Beyond free movement, at the core of EU citizenship there are also political rights, such as participating in the European Parliament election, voting and standing as candidates in municipal elections when living in other EU countries, receiving consular protection from other EU states outside the EU, and taking part in European Citizens’ Initiatives asking to the EU to legislate on certain matters. 

Which EU citizenship rights have Britons lost with Brexit? 

For British citizens who were living in the EU before Brexit, the Withdrawal Agreement protects some of these rights. Britons covered by deal have their residence, access to work and education, healthcare, social security and qualifications secured, but only in the country where they were living before Brexit.

But the right to free movement in other EU states, consular protection in third countries, and the political rights attached to EU citizenship were lost, the Court confirmed. 

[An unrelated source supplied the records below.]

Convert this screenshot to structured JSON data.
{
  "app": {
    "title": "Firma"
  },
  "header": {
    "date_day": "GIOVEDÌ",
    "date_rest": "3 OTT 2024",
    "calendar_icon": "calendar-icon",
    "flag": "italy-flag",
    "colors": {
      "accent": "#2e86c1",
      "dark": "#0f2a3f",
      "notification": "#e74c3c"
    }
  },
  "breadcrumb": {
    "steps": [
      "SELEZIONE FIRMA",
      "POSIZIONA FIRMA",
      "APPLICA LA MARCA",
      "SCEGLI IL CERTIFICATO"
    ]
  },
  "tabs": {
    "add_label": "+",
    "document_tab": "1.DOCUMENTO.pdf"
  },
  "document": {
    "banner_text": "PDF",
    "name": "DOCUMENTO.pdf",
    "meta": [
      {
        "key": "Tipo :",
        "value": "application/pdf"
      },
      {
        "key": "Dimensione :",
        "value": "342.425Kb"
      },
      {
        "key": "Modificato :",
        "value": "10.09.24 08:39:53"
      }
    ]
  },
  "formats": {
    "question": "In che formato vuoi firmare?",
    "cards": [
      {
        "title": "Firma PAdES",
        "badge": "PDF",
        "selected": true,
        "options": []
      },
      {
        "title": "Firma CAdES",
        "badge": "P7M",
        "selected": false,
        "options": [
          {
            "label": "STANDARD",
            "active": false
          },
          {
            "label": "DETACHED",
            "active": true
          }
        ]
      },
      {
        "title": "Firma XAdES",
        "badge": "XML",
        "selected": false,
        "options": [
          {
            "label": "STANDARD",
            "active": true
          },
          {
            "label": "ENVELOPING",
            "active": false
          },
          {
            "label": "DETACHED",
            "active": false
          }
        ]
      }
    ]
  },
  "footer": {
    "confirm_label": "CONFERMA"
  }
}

For British citizens in the UK, the trade and cooperation agreement has preserved some social security rights and, in theory, the possibility to have professional qualifications recognized when moving to an EU country. These provisions however lack details and may take a long time before they work in practice. 

As the “European Union” no longer features on British passports, the possibility to access EU lanes at airports to skip passport control queues has also vanished. 

“The loss of those treasured rights has been clear to those of us living in the EU from the early days of Brexit. But for Brits in the UK, the realities of life outside the EU, and the consequences of Brexit, are only just dawning. Long queues at the borders, roaming charges, obstacles to working abroad, etc. are the new reality,” said Sue Wilson, Chair of the group Remain in Spain. 

While she said the court’s decision was “no real surprise,” she argued that “this is not the Brexit the public were promised, or that the majority voted for.”

Can British citizens get some of these rights back?

Julien Fouchet was disappointed at the Court decision and promised to continue the legal fight, bringing the case at the European Court of Human Rights (which is not an EU institution). 

Other two cases on the matter of EU citizenship for British nationals are still pending at the Court of Justice of the EU. One of them aims to determine whether EU citizenship is a “fundamental status” that cannot be removed but Thursday’s decision could have already provided the answer.

Another option to reconsider some of the rights is the renegotiation of EU-UK trade agreement, when it will be reviewed in 2025. 

Meanwhile, the EU is revising the rules for non-EU citizens living in EU countries on a long-term basis, making it easier to move across borders. 

Applying for citizenship is so far the only option to regain voting rights, although not all EU countries allow dual nationality. 

Sue Wilson, who has long campaigned for the UK to stay in the EU, said: “There is only one way to restore the loss of our rights, and that’s to rejoin the single market, rejoin the customs union, and eventually, rejoin the European Union… Until that day, we will continue to be second class citizens whose rights have been diminished for the sake of an ideology.”